Similar studies were conducted mostly in Europe, and reported significantly higher prevalence of testicular cancer in male population. However, this study, which included more than 20.000 males from California, is one of the largest in the field. These men, along with their partners, looked for fertility treatment between 1967 and 1998. More than 4,500 of these men had male factor infertility, and it has been based on a clinical presentation with abnormal analysis of semen criteria. After analyzing the records of these men they were linked to the information from the California Cancer Registry in order to identify testicular cancer cases that occurred between the years of 1988 and 2004. The occurrence of the disease in the group was compared with the rates in the general population, and males who suffered testicular cancer before infertility were taken out of the study. The study findings were shocking: men that were found to be infertile were nearly 3 times (2.8 times) more likely to develop testicular cancer comparing to the general population.

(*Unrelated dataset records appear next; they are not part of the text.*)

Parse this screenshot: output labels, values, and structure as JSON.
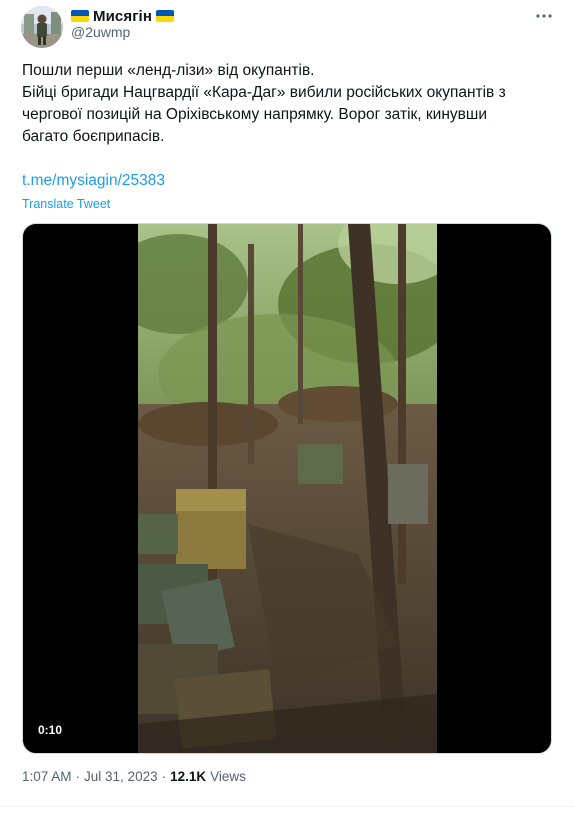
{
  "author": {
    "display_name": "Мисягін",
    "handle": "@2uwmp",
    "flag_colors": [
      "#0057b7",
      "#ffd700"
    ]
  },
  "tweet": {
    "lines": [
      "Пошли перши «ленд-лізи» від окупантів.",
      "Бійці бригади Нацгвардії «Кара-Даг» вибили російських окупантів з",
      "чергової позицій на Оріхівському напрямку. Ворог затік, кинувши",
      "багато боєприпасів."
    ],
    "link": "t.me/mysiagin/25383",
    "translate_label": "Translate Tweet"
  },
  "video": {
    "duration": "0:10"
  },
  "meta": {
    "time": "1:07 AM",
    "separator": "·",
    "date": "Jul 31, 2023",
    "views_count": "12.1K",
    "views_label": "Views"
  },
  "colors": {
    "link": "#1d9bf0",
    "secondary_text": "#536471",
    "primary_text": "#0f1419"
  },
  "icons": {
    "more": "more-horizontal-icon",
    "flag": "ukraine-flag-icon"
  }
}
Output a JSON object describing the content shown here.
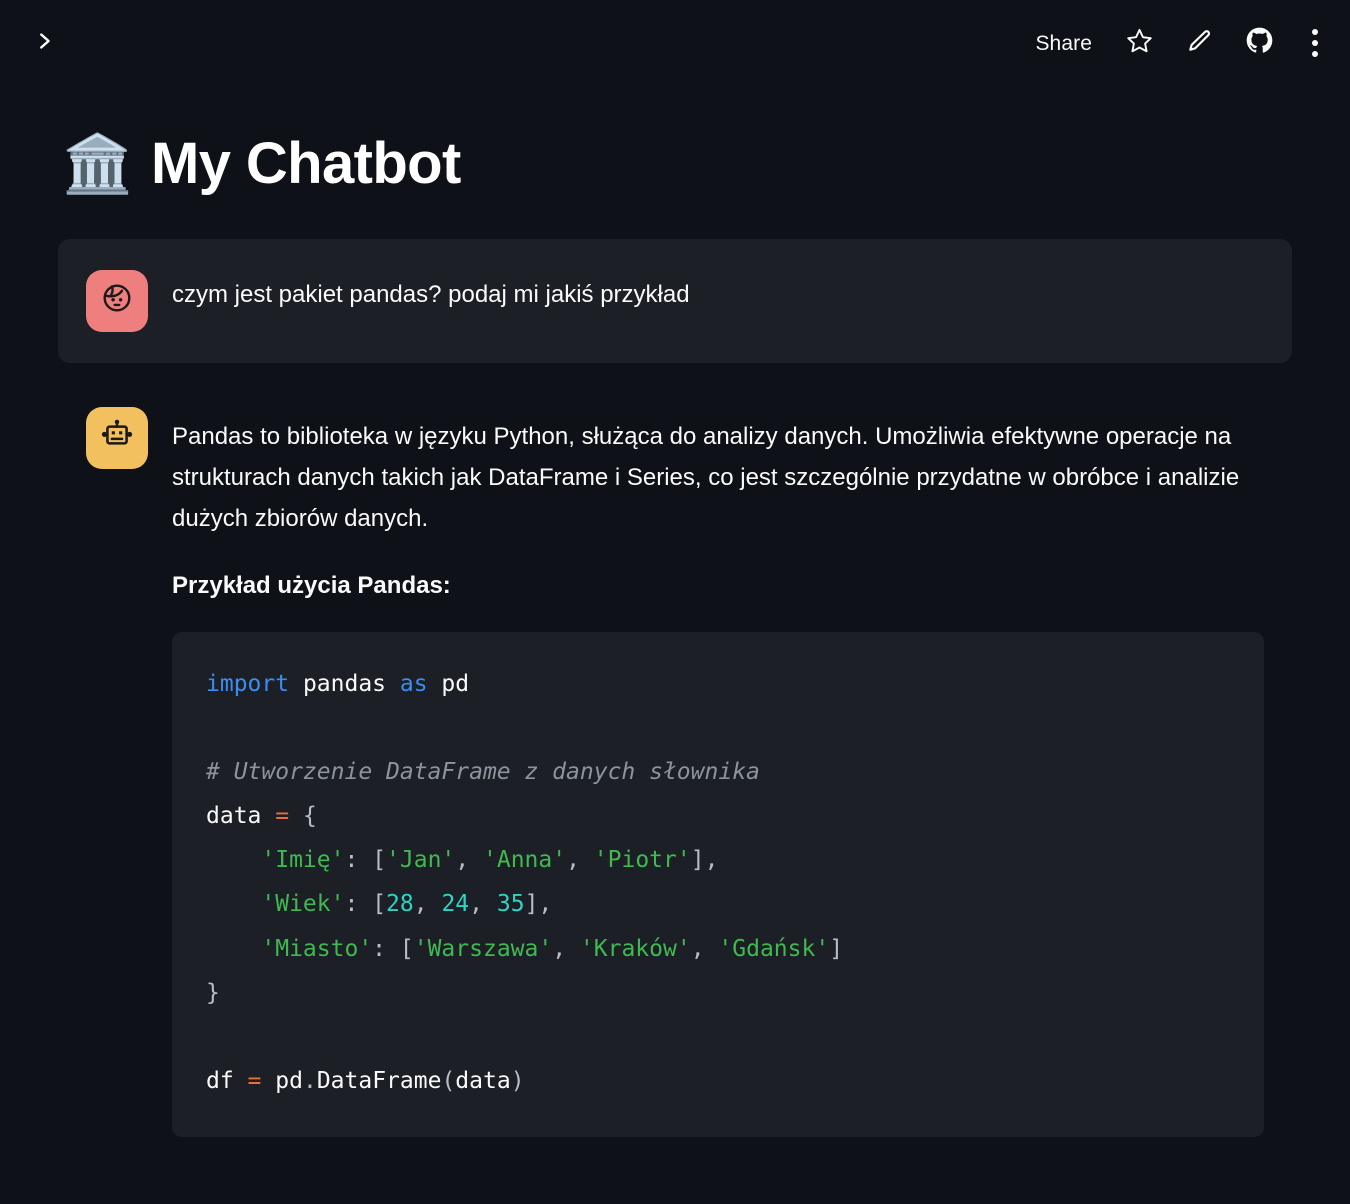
{
  "topbar": {
    "sidebar_toggle_icon": "chevron-right-icon",
    "share_label": "Share",
    "star_icon": "star-icon",
    "edit_icon": "pencil-icon",
    "github_icon": "github-icon",
    "menu_icon": "kebab-menu-icon"
  },
  "page": {
    "title_emoji": "🏛️",
    "title": "My Chatbot",
    "background_color": "#0e1117",
    "surface_color": "#1c1f26"
  },
  "conversation": [
    {
      "role": "user",
      "avatar_icon": "person-face-icon",
      "avatar_color": "#ef7f7f",
      "text": "czym jest pakiet pandas? podaj mi jakiś przykład"
    },
    {
      "role": "assistant",
      "avatar_icon": "robot-face-icon",
      "avatar_color": "#f3c05f",
      "paragraph": "Pandas to biblioteka w języku Python, służąca do analizy danych. Umożliwia efektywne operacje na strukturach danych takich jak DataFrame i Series, co jest szczególnie przydatne w obróbce i analizie dużych zbiorów danych.",
      "subheading": "Przykład użycia Pandas:",
      "code_language": "python",
      "code_plain": "import pandas as pd\n\n# Utworzenie DataFrame z danych słownika\ndata = {\n    'Imię': ['Jan', 'Anna', 'Piotr'],\n    'Wiek': [28, 24, 35],\n    'Miasto': ['Warszawa', 'Kraków', 'Gdańsk']\n}\n\ndf = pd.DataFrame(data)",
      "code_tokens": [
        [
          {
            "t": "import",
            "c": "kw"
          },
          {
            "t": " pandas ",
            "c": "plain"
          },
          {
            "t": "as",
            "c": "kw"
          },
          {
            "t": " pd",
            "c": "plain"
          }
        ],
        [],
        [
          {
            "t": "# Utworzenie DataFrame z danych słownika",
            "c": "comment"
          }
        ],
        [
          {
            "t": "data ",
            "c": "plain"
          },
          {
            "t": "=",
            "c": "op"
          },
          {
            "t": " ",
            "c": "plain"
          },
          {
            "t": "{",
            "c": "punct"
          }
        ],
        [
          {
            "t": "    ",
            "c": "plain"
          },
          {
            "t": "'Imię'",
            "c": "str"
          },
          {
            "t": ": ",
            "c": "punct"
          },
          {
            "t": "[",
            "c": "punct"
          },
          {
            "t": "'Jan'",
            "c": "str"
          },
          {
            "t": ", ",
            "c": "punct"
          },
          {
            "t": "'Anna'",
            "c": "str"
          },
          {
            "t": ", ",
            "c": "punct"
          },
          {
            "t": "'Piotr'",
            "c": "str"
          },
          {
            "t": "],",
            "c": "punct"
          }
        ],
        [
          {
            "t": "    ",
            "c": "plain"
          },
          {
            "t": "'Wiek'",
            "c": "str"
          },
          {
            "t": ": ",
            "c": "punct"
          },
          {
            "t": "[",
            "c": "punct"
          },
          {
            "t": "28",
            "c": "num"
          },
          {
            "t": ", ",
            "c": "punct"
          },
          {
            "t": "24",
            "c": "num"
          },
          {
            "t": ", ",
            "c": "punct"
          },
          {
            "t": "35",
            "c": "num"
          },
          {
            "t": "],",
            "c": "punct"
          }
        ],
        [
          {
            "t": "    ",
            "c": "plain"
          },
          {
            "t": "'Miasto'",
            "c": "str"
          },
          {
            "t": ": ",
            "c": "punct"
          },
          {
            "t": "[",
            "c": "punct"
          },
          {
            "t": "'Warszawa'",
            "c": "str"
          },
          {
            "t": ", ",
            "c": "punct"
          },
          {
            "t": "'Kraków'",
            "c": "str"
          },
          {
            "t": ", ",
            "c": "punct"
          },
          {
            "t": "'Gdańsk'",
            "c": "str"
          },
          {
            "t": "]",
            "c": "punct"
          }
        ],
        [
          {
            "t": "}",
            "c": "punct"
          }
        ],
        [],
        [
          {
            "t": "df ",
            "c": "plain"
          },
          {
            "t": "=",
            "c": "op"
          },
          {
            "t": " pd",
            "c": "plain"
          },
          {
            "t": ".",
            "c": "punct"
          },
          {
            "t": "DataFrame",
            "c": "plain"
          },
          {
            "t": "(",
            "c": "punct"
          },
          {
            "t": "data",
            "c": "plain"
          },
          {
            "t": ")",
            "c": "punct"
          }
        ]
      ]
    }
  ]
}
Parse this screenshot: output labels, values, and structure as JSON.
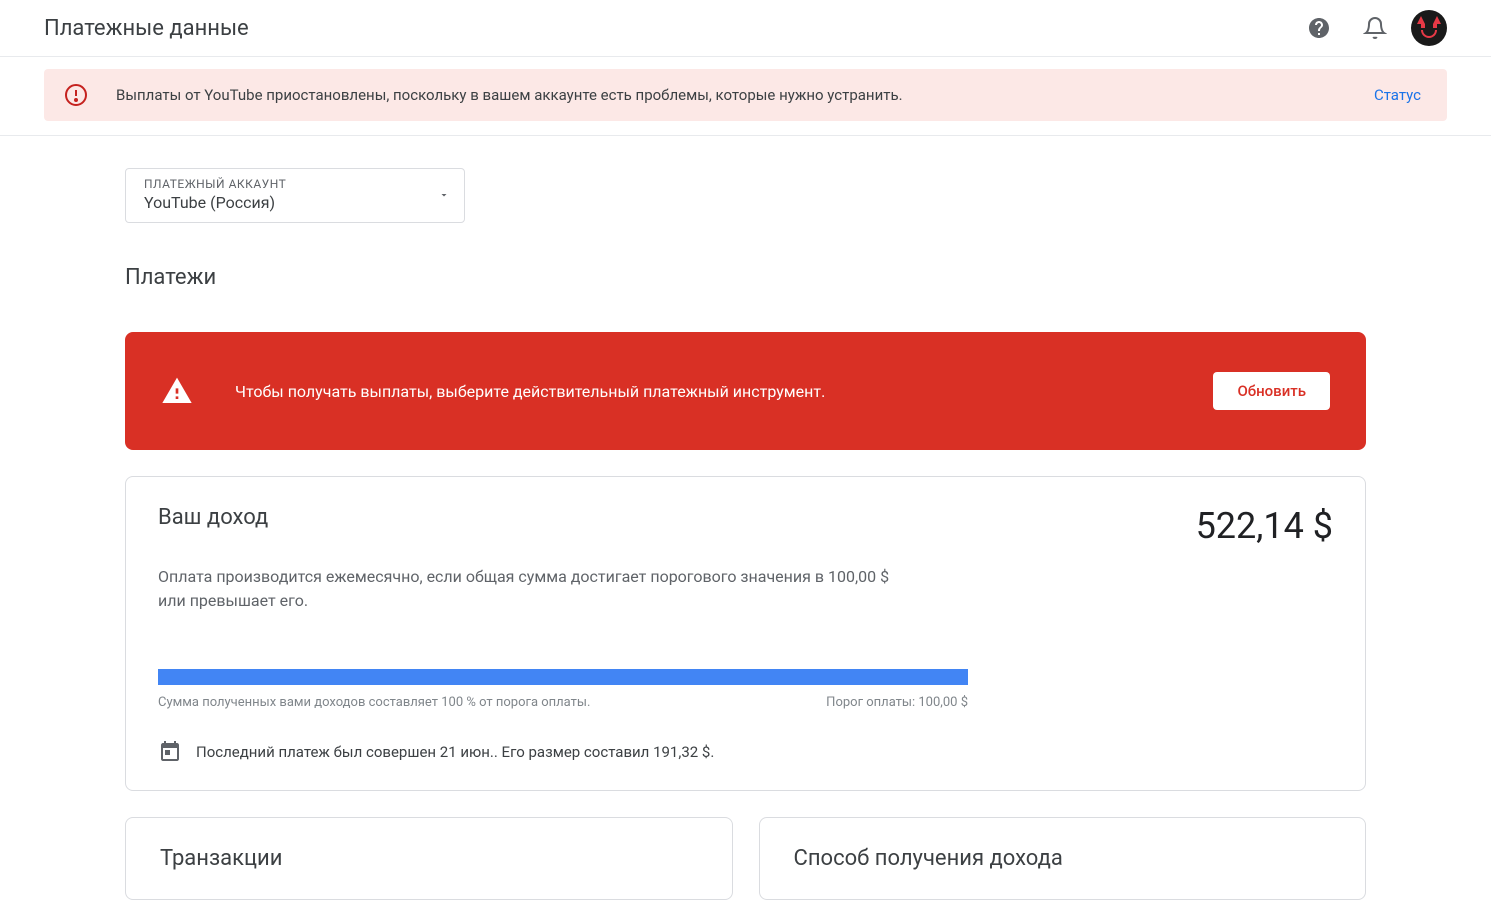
{
  "header": {
    "title": "Платежные данные"
  },
  "alert": {
    "text": "Выплаты от YouTube приостановлены, поскольку в вашем аккаунте есть проблемы, которые нужно устранить.",
    "link": "Статус"
  },
  "accountSelect": {
    "label": "ПЛАТЕЖНЫЙ АККАУНТ",
    "value": "YouTube (Россия)"
  },
  "payments": {
    "title": "Платежи"
  },
  "redBanner": {
    "text": "Чтобы получать выплаты, выберите действительный платежный инструмент.",
    "button": "Обновить"
  },
  "incomeCard": {
    "title": "Ваш доход",
    "amount": "522,14 $",
    "subtitle": "Оплата производится ежемесячно, если общая сумма достигает порогового значения в 100,00 $ или превышает его.",
    "progressLeft": "Сумма полученных вами доходов составляет 100 % от порога оплаты.",
    "progressRight": "Порог оплаты: 100,00 $",
    "lastPayment": "Последний платеж был совершен 21 июн.. Его размер составил 191,32 $."
  },
  "bottomCards": {
    "transactions": "Транзакции",
    "paymentMethod": "Способ получения дохода"
  }
}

Researchers believe fertility treatment is not the cause for increased risk of testicular cancer because these men did not receive any fertility drugs or underwent any fertility related surgeries. Researchers say the cause lies in DNA because severe forms of male infertility are associated with faulty DNA repair which is also in close connection with the development of tumors. Other studies also suggest there is a connection between genetics and environmental factors. Studies that were conducted in Scandinavia suggest there is a continued increase in the incidence of testicular germ cell cancers among men. For example, especially in industrialized nations there is an evidence of semen quality and fertility decline. However it still remains unclear whether semen quality and environmental factors are related to one another.